● What you are asked to do
Reproduce the data below exactly. Skip the pictures.

● Records to use
════

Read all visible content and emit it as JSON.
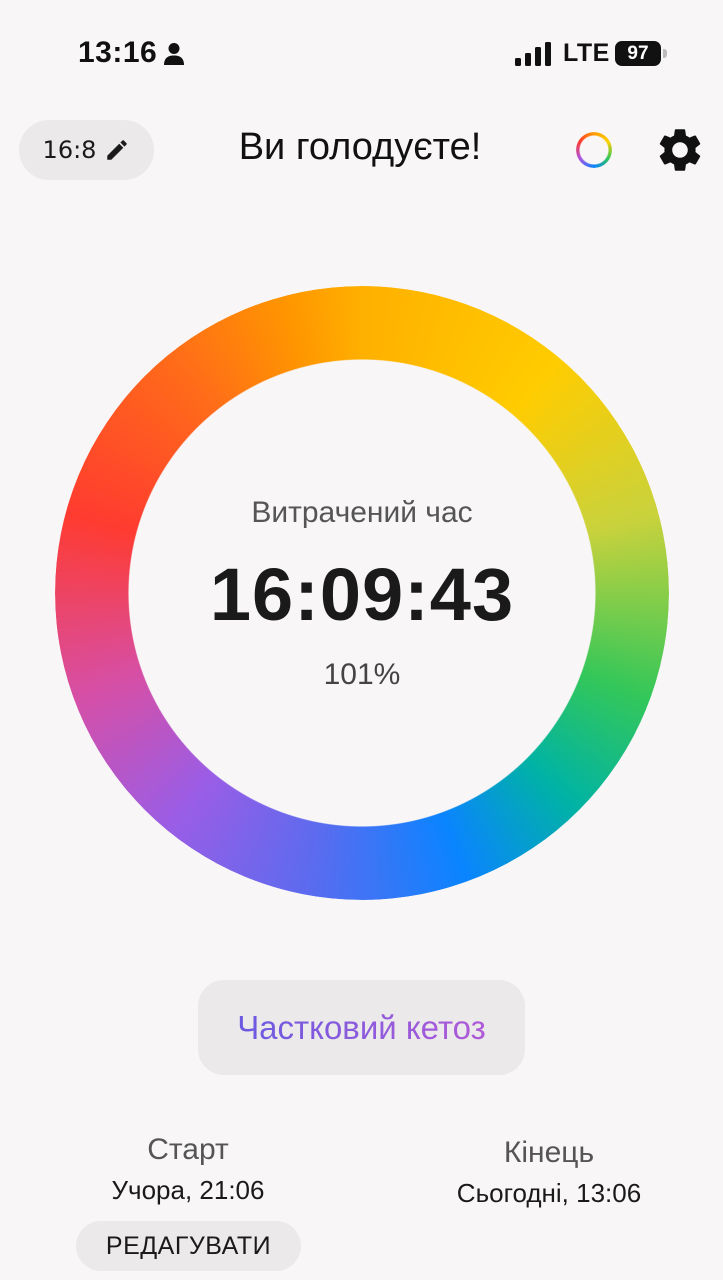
{
  "status_bar": {
    "time": "13:16",
    "network": "LTE",
    "battery": "97"
  },
  "header": {
    "plan_label": "16:8",
    "title": "Ви голодуєте!"
  },
  "timer": {
    "label": "Витрачений час",
    "elapsed": "16:09:43",
    "percent": "101%"
  },
  "status": {
    "ketosis_label": "Частковий кетоз"
  },
  "start": {
    "title": "Старт",
    "value": "Учора, 21:06",
    "edit_label": "РЕДАГУВАТИ"
  },
  "end": {
    "title": "Кінець",
    "value": "Сьогодні, 13:06"
  },
  "icons": {
    "person": "person-icon",
    "signal": "signal-icon",
    "pencil": "pencil-icon",
    "ring": "progress-ring-icon",
    "settings": "gear-icon"
  }
}
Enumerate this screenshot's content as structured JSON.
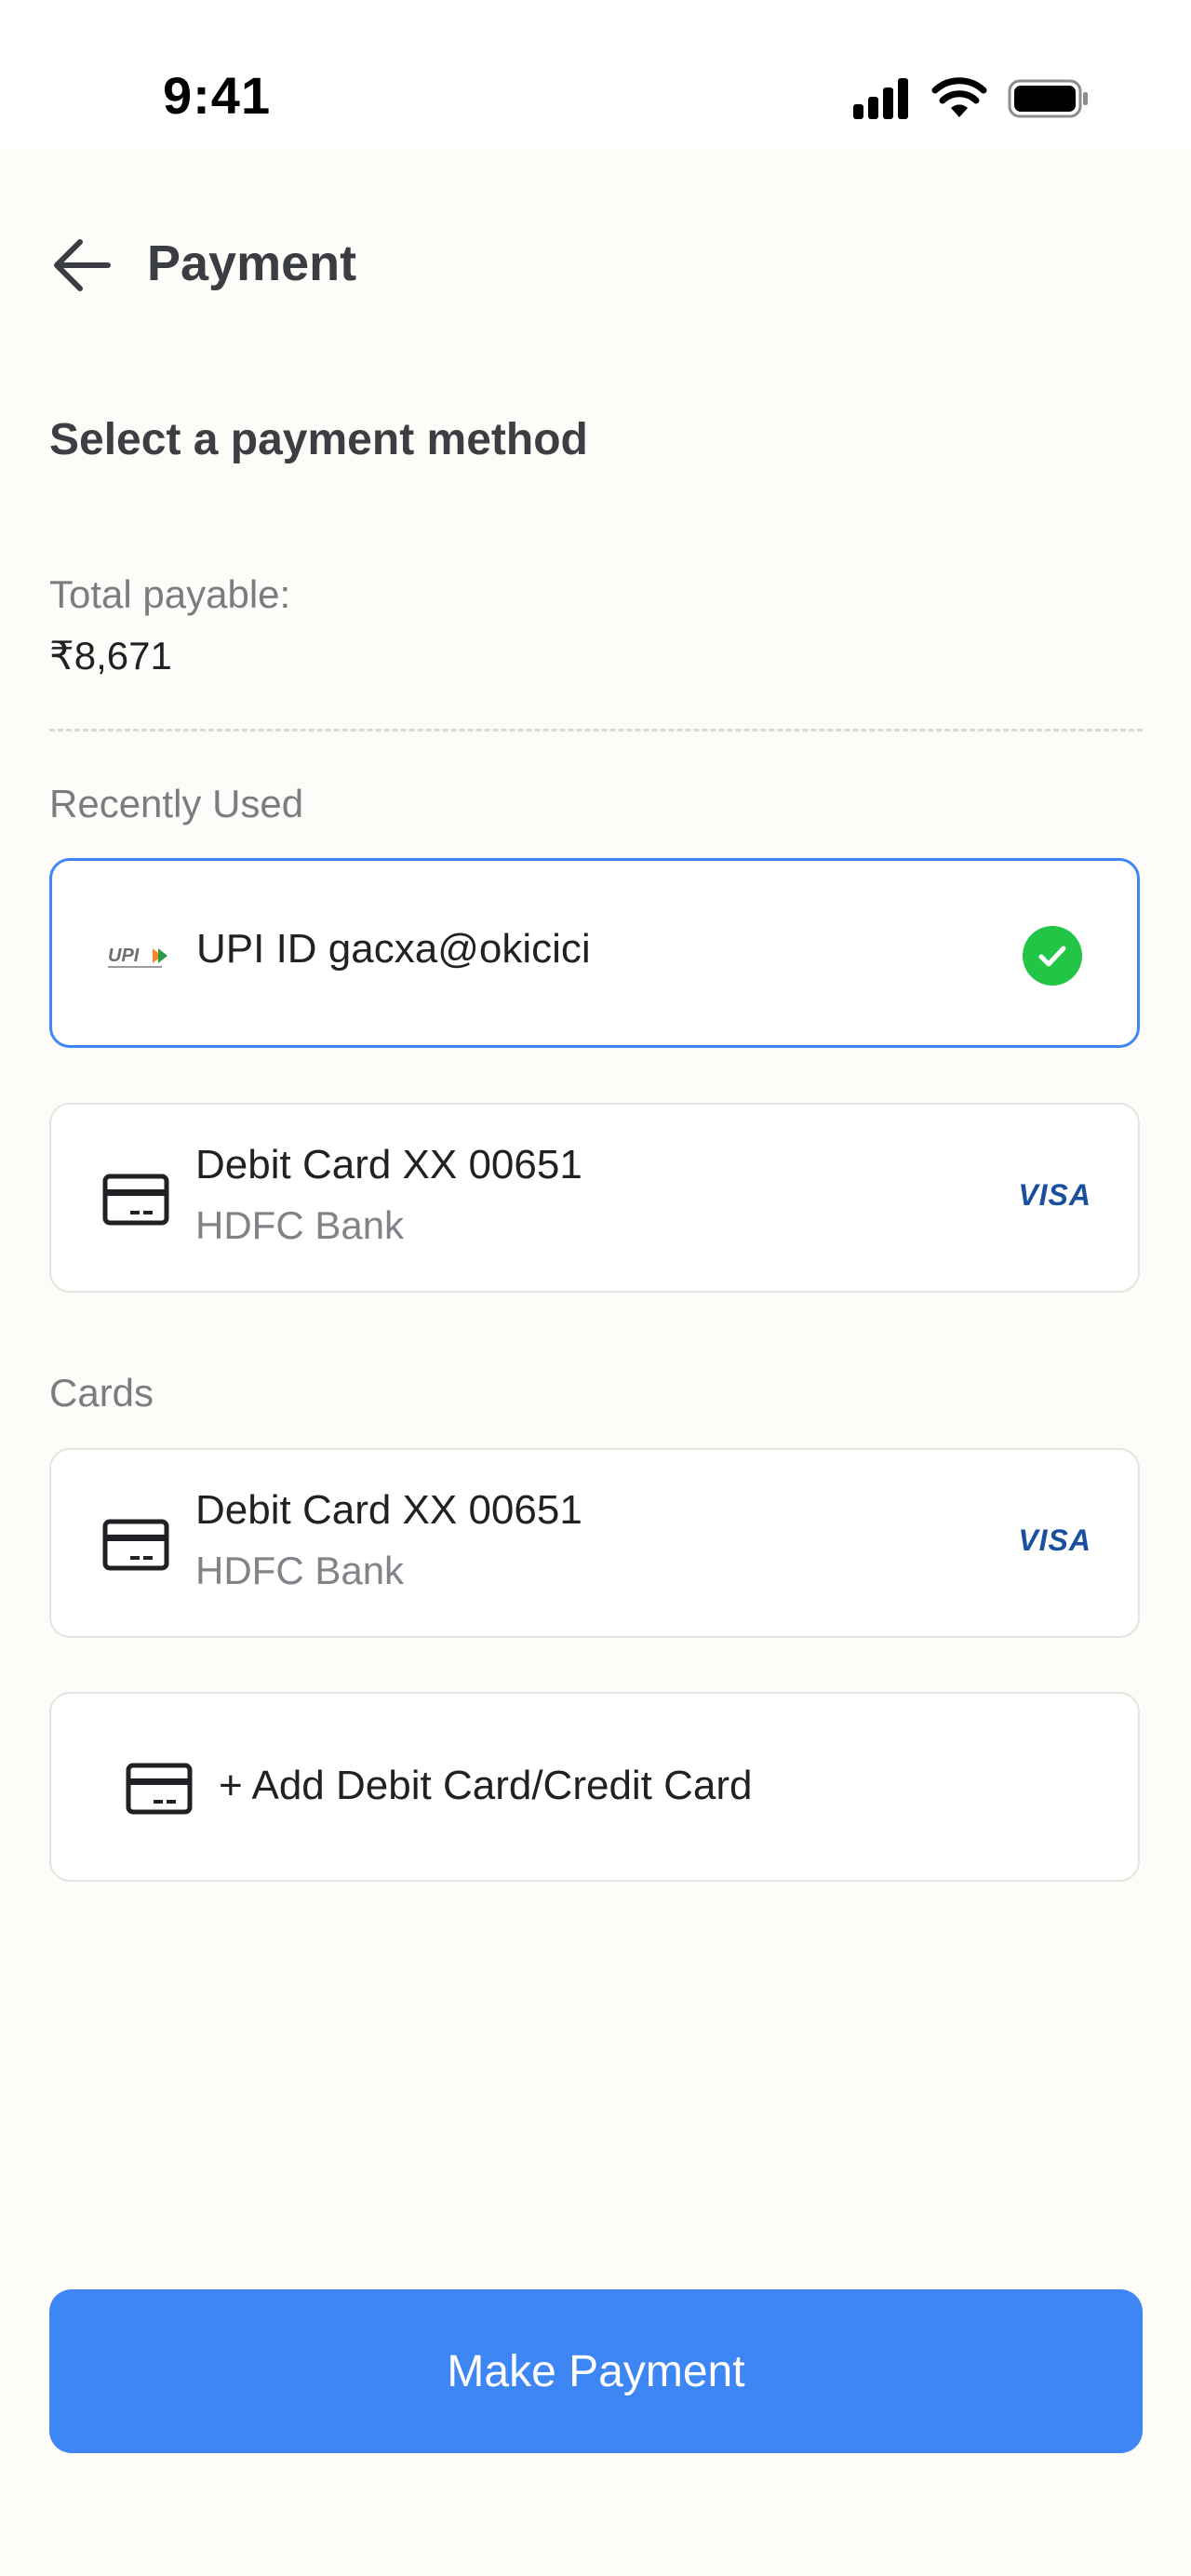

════

● Your solution
Read all visible content and emit it as JSON.
{
  "status_bar": {
    "time": "13:16",
    "network": "LTE",
    "battery": "97"
  },
  "header": {
    "plan_label": "16:8",
    "title": "Ви голодуєте!"
  },
  "timer": {
    "label": "Витрачений час",
    "elapsed": "16:09:43",
    "percent": "101%"
  },
  "status": {
    "ketosis_label": "Частковий кетоз"
  },
  "start": {
    "title": "Старт",
    "value": "Учора, 21:06",
    "edit_label": "РЕДАГУВАТИ"
  },
  "end": {
    "title": "Кінець",
    "value": "Сьогодні, 13:06"
  },
  "icons": {
    "person": "person-icon",
    "signal": "signal-icon",
    "pencil": "pencil-icon",
    "ring": "progress-ring-icon",
    "settings": "gear-icon"
  }
}
Enumerate this screenshot's content as structured JSON.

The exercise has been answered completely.